It can take decades of forest growth before the ‘cooling’ CO2 sequestration can overtake these opposing ‘warming’ processes, finds new study on Yatir Forest (above).
We’ve been buying carbon credits, and have been busy planting trees hoping to stave off climate change, but the simple formula we’ve learned in recent years – forests remove the greenhouse gas carbon dioxide (CO2) from the atmosphere; therefore forests prevent global warming – may not be quite as simple as we thought, finds a new research project.
It could take decades until trees we plant now will have any effect on the overall greenhouse gases they sequester.
Forests can directly absorb and retain heat, and, in at least one type of forest, these effects may be strong enough to cancel out a good part of the benefit in lowered CO2. This is a conclusion published January 22 in Science by scientists from the Weizmann Institute’s Faculty of Chemistry in Israel.
For the past 10 years, the Weizmann Institute has been operating a research station in the semi-arid Yatir Forest, a pine forest at the edge of the Negev Desert. This station is part of a world-wide project composed of over 400 stations, called FLUXNET, which investigates the relationship between forests, the atmosphere, and climate around the globe.
A tool in place at the Yatir Forest. A living lab to study the effects of global warming on forests.
The contribution of the Yatir station, says Prof. Dan Yakir is unique. It “is one of very few in the semi-arid zone, which covers over 17% of the Earth’s land surface, and it has the longest record of the processes taking place in semi-arid forests.”
Forests counteract the greenhouse effect by removing heat-trapping CO2 from the atmosphere and storing it in living trees. Over the years of measurement, Prof. Yakir’s group has found that the semi-arid forest, even though it’s not as luxuriant as the temperate forests farther north, is a surprisingly good carbon sink – better than most European pine forests and about on par with the global average.
This was unexpected news for a forest sitting at the edge of a desert, and it indicated that there is real hope for the more temperate forests if things heat up under future global climate change scenarios.
But forests do more than just store CO2, and Prof. Yakir, together with Dr. Eyal Rotenberg, decided to look at the larger picture – the total energy budget of a semi-arid forest. The first hint they had that other processes might be counteracting the cooling effect of CO2 uptake came when they compared the forest’s albedo – how much sunlight is reflected from its surface back into space – with that of the nearby open shrub land.

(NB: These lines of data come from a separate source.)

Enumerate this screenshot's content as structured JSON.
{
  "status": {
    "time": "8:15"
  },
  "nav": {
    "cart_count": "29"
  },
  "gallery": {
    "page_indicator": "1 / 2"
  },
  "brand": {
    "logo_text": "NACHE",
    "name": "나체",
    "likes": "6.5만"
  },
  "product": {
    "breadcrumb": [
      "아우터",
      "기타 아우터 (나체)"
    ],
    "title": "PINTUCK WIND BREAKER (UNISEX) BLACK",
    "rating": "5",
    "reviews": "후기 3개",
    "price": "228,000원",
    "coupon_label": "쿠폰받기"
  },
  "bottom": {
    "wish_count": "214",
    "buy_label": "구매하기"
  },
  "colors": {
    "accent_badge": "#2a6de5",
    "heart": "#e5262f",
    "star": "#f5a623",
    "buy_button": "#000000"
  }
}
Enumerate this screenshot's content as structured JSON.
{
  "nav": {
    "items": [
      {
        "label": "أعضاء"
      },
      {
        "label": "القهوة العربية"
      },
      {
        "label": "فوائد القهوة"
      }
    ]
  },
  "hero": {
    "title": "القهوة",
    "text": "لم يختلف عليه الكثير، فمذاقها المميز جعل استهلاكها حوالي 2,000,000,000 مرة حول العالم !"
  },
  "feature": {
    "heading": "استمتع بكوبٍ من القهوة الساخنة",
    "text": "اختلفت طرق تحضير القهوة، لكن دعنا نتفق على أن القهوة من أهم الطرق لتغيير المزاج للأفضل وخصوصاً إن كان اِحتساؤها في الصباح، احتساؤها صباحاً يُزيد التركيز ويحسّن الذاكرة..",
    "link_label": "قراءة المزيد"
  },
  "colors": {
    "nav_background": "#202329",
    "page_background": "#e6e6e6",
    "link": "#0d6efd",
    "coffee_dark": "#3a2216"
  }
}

They found that the dark-colored forest canopy had a much lower albedo, absorbing quite a bit more of the sun’s energy than the pale, reflective surface of the surrounding areas. In a cloudless environment with high levels of solar radiation, albedo becomes an important factor in surface heating.
Next, the researchers looked at the mechanisms for “air conditioning” within the forest itself. To cool down, trees in wetter areas of the globe use water-cooled systems: They open pores in their leaves and simply let some of the water evaporate, drawing heat away in the process. But the semi-arid pine forest, with its limited water supply, is not built for evaporation. The scientists found that it uses an alternative, efficient, air-cooling system instead.
As semi-arid forests are not as dense as their temperate counterparts, the air in the open spaces between the trees comes into contact with a large surface area, and heat can be easily transferred from the leaves to the air currents. This semi-arid air cooling system is quite efficient at cooling the treetops, and this cooling, in turn, leads to a reduction in infrared (thermal) radiation out into space.
In other words, while the semi-arid forest can cool itself well enough to survive and take up carbon, it both absorbs more solar radiation energy (through the albedo effect) and retains more of this energy (by suppressing the emission of infrared radiation). Together, these effects turned out to be stronger than the scientists had expected. “Although the numbers vary with location and conditions,” says Prof. Yakir, “we now know it will take decades of forest growth before the ‘cooling’ CO2 sequestration can overtake these opposing ‘warming’ processes.”
Prof. Yakir (left) and Dr. Rotenberg then asked one more question: If planting semi-arid forests can in fact lead to warming over a good part of the forests’ life cycles, what happens when the opposite process – desertification – takes place? By applying what they had learned to existing data on areas that have turned to desert, they found that desertification, instead of hastening global warming, as is commonly thought, has actually mitigated it, at least in the short term.
By reflecting sunlight and releasing infrared radiation, desertification of semi-arid lands over the past 35 years has slowed down global warming by as much as 20%, compared with the expected effect of the CO2 rise over the same period. And in a world in which desertification is continuing at a rate of about six million hectares a year, that news might have a significant effect on how we estimate the rates and magnitude of climate change.
Says Prof. Yakir, “Overall, forests remain hugely important climate stabilizers, not to mention the other ecological services they provide, but there are tradeoffs, such as those between carbon sequestration and surface radiation budgets, and we need to take these into consideration when predicting the future.”